--- What you are asked to do ---
Pick out the lines in the listing below that contain the word "PowerPC" and copy them.
++++++++++++++++++++
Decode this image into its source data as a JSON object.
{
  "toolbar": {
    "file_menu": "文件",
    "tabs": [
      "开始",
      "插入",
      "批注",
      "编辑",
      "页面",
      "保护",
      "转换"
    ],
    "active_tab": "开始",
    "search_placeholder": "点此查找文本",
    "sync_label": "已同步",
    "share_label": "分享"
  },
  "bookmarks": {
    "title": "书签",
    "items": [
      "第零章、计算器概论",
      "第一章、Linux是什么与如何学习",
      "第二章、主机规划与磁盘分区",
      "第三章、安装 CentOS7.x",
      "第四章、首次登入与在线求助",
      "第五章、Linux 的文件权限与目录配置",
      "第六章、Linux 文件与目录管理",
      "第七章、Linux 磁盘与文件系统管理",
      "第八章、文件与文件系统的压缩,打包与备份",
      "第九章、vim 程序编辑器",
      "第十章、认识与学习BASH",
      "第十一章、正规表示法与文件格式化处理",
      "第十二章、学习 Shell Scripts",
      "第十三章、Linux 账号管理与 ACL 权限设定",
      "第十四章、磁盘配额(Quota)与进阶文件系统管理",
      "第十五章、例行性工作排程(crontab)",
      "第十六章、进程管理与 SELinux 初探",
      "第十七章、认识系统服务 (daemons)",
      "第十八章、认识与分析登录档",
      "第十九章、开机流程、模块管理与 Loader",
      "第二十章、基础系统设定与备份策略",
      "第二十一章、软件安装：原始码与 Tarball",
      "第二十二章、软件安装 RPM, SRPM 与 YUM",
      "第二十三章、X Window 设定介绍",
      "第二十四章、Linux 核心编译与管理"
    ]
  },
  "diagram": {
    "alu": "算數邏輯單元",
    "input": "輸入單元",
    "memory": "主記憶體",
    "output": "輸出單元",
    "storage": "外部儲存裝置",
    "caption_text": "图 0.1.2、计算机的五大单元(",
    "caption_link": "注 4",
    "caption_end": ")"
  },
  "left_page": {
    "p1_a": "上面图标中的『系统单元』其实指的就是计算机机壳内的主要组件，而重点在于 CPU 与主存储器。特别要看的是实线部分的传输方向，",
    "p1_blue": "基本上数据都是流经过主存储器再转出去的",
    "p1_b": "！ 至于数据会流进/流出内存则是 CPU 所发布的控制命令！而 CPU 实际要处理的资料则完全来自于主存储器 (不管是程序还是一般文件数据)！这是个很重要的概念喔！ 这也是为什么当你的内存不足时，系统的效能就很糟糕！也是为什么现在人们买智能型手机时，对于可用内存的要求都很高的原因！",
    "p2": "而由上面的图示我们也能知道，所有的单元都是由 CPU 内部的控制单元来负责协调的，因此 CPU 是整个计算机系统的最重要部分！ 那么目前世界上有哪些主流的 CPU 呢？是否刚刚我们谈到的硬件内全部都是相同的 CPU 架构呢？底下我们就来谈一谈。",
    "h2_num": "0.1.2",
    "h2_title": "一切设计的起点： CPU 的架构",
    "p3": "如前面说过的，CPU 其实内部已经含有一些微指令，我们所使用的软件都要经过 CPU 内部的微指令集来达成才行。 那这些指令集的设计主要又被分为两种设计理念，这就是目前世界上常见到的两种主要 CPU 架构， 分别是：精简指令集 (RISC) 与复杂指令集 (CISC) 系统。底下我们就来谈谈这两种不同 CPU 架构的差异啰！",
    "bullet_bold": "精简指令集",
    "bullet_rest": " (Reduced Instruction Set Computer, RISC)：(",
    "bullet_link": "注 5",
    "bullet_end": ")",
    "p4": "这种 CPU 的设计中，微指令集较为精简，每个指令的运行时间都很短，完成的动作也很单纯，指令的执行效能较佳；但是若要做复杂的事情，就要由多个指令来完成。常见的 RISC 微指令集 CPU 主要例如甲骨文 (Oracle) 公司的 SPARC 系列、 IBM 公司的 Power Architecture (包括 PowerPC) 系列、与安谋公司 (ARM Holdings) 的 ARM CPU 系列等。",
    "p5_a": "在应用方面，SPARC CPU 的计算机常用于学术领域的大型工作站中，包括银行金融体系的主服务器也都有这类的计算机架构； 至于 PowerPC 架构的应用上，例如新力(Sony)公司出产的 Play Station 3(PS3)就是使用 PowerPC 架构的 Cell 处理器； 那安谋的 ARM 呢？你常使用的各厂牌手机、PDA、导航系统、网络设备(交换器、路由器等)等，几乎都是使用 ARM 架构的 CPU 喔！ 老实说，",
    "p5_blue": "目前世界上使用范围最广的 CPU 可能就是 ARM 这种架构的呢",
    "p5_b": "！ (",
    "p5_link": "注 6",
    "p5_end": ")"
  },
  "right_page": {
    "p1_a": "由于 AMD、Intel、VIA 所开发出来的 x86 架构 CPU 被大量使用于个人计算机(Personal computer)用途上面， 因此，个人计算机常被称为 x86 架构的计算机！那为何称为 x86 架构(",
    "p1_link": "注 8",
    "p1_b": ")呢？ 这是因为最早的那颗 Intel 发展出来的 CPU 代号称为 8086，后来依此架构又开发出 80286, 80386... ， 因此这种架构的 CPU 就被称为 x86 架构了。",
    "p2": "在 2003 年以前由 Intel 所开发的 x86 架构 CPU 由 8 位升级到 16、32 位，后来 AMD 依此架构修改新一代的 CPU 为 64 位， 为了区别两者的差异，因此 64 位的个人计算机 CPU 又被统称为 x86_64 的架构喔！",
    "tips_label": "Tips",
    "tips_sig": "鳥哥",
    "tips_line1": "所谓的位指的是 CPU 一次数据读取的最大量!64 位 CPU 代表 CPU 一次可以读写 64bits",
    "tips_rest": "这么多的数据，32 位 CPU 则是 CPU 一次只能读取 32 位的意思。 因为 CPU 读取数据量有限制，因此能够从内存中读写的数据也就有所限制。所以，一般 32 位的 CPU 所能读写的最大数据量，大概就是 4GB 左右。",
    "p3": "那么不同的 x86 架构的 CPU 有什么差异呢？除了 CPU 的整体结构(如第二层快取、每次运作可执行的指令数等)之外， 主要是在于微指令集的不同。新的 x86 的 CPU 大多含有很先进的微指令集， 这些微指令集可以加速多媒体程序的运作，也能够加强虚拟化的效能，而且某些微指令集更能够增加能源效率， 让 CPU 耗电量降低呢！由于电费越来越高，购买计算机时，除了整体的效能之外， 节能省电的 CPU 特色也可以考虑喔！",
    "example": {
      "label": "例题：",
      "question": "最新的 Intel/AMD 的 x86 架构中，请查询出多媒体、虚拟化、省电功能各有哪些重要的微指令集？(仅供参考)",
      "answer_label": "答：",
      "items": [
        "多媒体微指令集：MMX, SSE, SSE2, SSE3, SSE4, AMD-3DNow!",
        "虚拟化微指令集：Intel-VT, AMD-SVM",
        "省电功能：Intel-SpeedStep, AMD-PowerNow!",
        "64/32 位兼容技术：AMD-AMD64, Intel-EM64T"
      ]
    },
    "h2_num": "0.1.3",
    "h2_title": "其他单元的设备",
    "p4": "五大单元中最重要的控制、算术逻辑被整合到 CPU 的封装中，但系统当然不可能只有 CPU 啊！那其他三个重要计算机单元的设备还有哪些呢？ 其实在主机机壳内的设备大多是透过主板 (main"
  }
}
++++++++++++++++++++
--- Solution below ---
    "p4": "这种 CPU 的设计中，微指令集较为精简，每个指令的运行时间都很短，完成的动作也很单纯，指令的执行效能较佳；但是若要做复杂的事情，就要由多个指令来完成。常见的 RISC 微指令集 CPU 主要例如甲骨文 (Oracle) 公司的 SPARC 系列、 IBM 公司的 Power Architecture (包括 PowerPC) 系列、与安谋公司 (ARM Holdings) 的 ARM CPU 系列等。",
    "p5_a": "在应用方面，SPARC CPU 的计算机常用于学术领域的大型工作站中，包括银行金融体系的主服务器也都有这类的计算机架构； 至于 PowerPC 架构的应用上，例如新力(Sony)公司出产的 Play Station 3(PS3)就是使用 PowerPC 架构的 Cell 处理器； 那安谋的 ARM 呢？你常使用的各厂牌手机、PDA、导航系统、网络设备(交换器、路由器等)等，几乎都是使用 ARM 架构的 CPU 喔！ 老实说，",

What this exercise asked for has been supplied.